▸ **Dataset rows describing interfaces**:
BEGIN
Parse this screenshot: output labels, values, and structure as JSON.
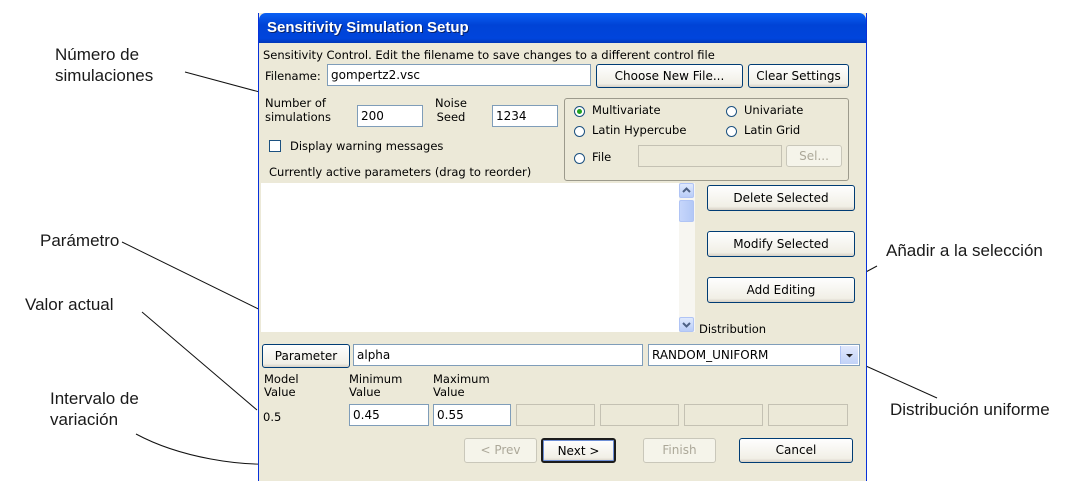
{
  "annotations": {
    "num_sims": [
      "Número de",
      "simulaciones"
    ],
    "parameter": "Parámetro",
    "current_value": "Valor actual",
    "range": [
      "Intervalo de",
      "variación"
    ],
    "add_selection": "Añadir a la selección",
    "uniform_dist": "Distribución uniforme"
  },
  "dialog": {
    "title": "Sensitivity Simulation Setup",
    "info_text": "Sensitivity Control.  Edit the filename to save changes to a different control file",
    "filename_label": "Filename:",
    "filename_value": "gompertz2.vsc",
    "choose_new_file": "Choose New File...",
    "clear_settings": "Clear Settings",
    "num_sims_label": [
      "Number of",
      "simulations"
    ],
    "num_sims_value": "200",
    "noise_seed_label": [
      "Noise",
      "Seed"
    ],
    "noise_seed_value": "1234",
    "sampling": {
      "multivariate": "Multivariate",
      "univariate": "Univariate",
      "latin_hypercube": "Latin Hypercube",
      "latin_grid": "Latin Grid",
      "file": "File",
      "sel_button": "Sel...",
      "selected": "Multivariate"
    },
    "display_warnings": "Display warning messages",
    "active_params_label": "Currently active parameters (drag to reorder)",
    "delete_selected": "Delete Selected",
    "modify_selected": "Modify Selected",
    "add_editing": "Add Editing",
    "distribution_label": "Distribution",
    "parameter_button": "Parameter",
    "parameter_value": "alpha",
    "distribution_value": "RANDOM_UNIFORM",
    "model_value_label": [
      "Model",
      "Value"
    ],
    "minimum_value_label": [
      "Minimum",
      "Value"
    ],
    "maximum_value_label": [
      "Maximum",
      "Value"
    ],
    "model_value": "0.5",
    "minimum_value": "0.45",
    "maximum_value": "0.55",
    "prev": "< Prev",
    "next": "Next >",
    "finish": "Finish",
    "cancel": "Cancel"
  },
  "colors": {
    "title_bar": "#0043d6",
    "dialog_bg": "#ece9d8",
    "radio_dot": "#21a121"
  }
}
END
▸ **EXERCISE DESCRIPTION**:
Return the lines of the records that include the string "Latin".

▸ **EXERCISE OUTPUT**:
      "latin_hypercube": "Latin Hypercube",
      "latin_grid": "Latin Grid",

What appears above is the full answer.